** ABOUT THIS EXERCISE **
Count every line in the following entries that holds the word "icon". Only the number should be given.

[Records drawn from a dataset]
——————————

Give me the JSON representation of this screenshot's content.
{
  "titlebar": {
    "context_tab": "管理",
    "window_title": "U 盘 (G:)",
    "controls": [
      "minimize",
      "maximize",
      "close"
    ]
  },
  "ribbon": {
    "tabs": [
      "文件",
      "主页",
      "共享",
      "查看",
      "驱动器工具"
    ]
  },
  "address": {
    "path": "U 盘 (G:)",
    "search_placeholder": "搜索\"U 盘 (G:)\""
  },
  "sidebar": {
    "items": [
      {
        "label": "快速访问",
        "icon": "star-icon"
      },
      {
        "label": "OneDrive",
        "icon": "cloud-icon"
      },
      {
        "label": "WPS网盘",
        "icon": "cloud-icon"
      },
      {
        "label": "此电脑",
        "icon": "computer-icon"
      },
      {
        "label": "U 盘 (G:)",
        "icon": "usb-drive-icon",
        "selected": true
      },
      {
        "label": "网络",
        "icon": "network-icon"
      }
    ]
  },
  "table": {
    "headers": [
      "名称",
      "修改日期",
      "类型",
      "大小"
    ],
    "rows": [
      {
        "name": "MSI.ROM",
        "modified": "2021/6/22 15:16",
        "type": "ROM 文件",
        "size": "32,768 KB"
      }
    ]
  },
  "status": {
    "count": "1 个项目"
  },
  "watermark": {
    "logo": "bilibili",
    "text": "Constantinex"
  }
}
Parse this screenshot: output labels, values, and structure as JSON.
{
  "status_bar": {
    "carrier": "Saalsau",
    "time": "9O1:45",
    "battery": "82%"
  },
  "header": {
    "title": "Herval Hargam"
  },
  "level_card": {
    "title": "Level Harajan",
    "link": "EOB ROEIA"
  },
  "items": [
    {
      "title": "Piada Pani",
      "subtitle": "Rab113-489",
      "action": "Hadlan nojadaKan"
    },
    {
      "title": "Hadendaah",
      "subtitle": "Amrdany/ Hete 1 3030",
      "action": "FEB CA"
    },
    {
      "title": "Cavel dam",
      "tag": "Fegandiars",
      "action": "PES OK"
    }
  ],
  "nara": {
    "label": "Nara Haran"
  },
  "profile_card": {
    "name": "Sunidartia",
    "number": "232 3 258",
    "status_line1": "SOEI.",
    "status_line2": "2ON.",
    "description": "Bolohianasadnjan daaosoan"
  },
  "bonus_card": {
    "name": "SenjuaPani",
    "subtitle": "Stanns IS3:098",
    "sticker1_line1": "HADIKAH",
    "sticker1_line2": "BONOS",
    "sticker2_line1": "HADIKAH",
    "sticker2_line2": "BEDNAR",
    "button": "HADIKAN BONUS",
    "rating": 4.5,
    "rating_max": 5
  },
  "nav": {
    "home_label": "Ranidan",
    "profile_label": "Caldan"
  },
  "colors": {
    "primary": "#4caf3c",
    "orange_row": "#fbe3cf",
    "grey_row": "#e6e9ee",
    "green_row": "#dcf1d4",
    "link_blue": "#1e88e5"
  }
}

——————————

** OUTPUT FOR THIS TASK **
6